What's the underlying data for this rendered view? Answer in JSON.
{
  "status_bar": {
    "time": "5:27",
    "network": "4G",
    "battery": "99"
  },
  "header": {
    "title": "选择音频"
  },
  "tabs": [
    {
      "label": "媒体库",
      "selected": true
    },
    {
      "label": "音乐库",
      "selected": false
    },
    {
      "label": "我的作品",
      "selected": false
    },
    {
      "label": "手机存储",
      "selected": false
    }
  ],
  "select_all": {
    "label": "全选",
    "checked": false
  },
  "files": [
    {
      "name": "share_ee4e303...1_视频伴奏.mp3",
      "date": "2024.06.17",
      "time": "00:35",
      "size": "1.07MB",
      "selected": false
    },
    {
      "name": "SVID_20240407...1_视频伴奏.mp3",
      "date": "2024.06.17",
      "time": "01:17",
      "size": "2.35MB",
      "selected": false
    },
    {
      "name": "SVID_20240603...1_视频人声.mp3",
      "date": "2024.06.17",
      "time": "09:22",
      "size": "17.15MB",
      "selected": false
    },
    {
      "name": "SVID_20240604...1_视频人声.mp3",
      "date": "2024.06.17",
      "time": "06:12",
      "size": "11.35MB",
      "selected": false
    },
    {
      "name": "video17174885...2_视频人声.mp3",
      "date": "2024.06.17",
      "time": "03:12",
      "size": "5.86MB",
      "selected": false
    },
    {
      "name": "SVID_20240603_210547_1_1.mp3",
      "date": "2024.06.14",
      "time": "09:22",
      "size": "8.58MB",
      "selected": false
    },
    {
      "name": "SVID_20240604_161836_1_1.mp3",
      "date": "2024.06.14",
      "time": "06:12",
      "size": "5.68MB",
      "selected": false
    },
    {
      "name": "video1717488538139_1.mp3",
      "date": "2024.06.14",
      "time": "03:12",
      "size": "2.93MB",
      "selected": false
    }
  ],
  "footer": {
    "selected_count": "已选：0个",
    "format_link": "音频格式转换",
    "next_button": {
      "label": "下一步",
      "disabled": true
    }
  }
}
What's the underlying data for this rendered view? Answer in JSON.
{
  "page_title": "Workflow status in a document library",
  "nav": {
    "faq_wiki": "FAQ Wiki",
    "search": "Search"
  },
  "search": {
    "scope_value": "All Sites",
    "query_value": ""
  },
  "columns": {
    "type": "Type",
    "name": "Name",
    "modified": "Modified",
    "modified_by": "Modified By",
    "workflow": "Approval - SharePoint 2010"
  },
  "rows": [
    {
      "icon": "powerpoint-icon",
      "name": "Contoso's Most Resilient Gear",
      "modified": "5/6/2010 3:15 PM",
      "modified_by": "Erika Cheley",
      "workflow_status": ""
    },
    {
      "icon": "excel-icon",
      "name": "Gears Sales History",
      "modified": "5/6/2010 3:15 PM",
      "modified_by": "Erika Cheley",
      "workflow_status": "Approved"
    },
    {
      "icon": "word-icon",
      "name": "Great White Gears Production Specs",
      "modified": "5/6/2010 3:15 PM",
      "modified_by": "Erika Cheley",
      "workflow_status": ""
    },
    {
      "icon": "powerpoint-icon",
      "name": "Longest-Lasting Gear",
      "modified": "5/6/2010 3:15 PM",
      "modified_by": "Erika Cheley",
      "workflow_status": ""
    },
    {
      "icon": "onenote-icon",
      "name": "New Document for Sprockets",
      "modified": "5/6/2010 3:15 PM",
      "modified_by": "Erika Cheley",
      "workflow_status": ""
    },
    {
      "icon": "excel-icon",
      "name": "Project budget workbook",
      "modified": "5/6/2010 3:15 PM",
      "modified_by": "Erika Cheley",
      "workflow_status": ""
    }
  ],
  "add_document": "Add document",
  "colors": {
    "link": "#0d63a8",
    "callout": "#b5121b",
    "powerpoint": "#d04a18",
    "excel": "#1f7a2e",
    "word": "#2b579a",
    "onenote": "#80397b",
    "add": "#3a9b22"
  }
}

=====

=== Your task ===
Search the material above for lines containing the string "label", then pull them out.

=== Solution for this exercise ===
      "label": "媒体库",
      "label": "音乐库",
      "label": "我的作品",
      "label": "手机存储",
    "label": "全选",
      "label": "下一步",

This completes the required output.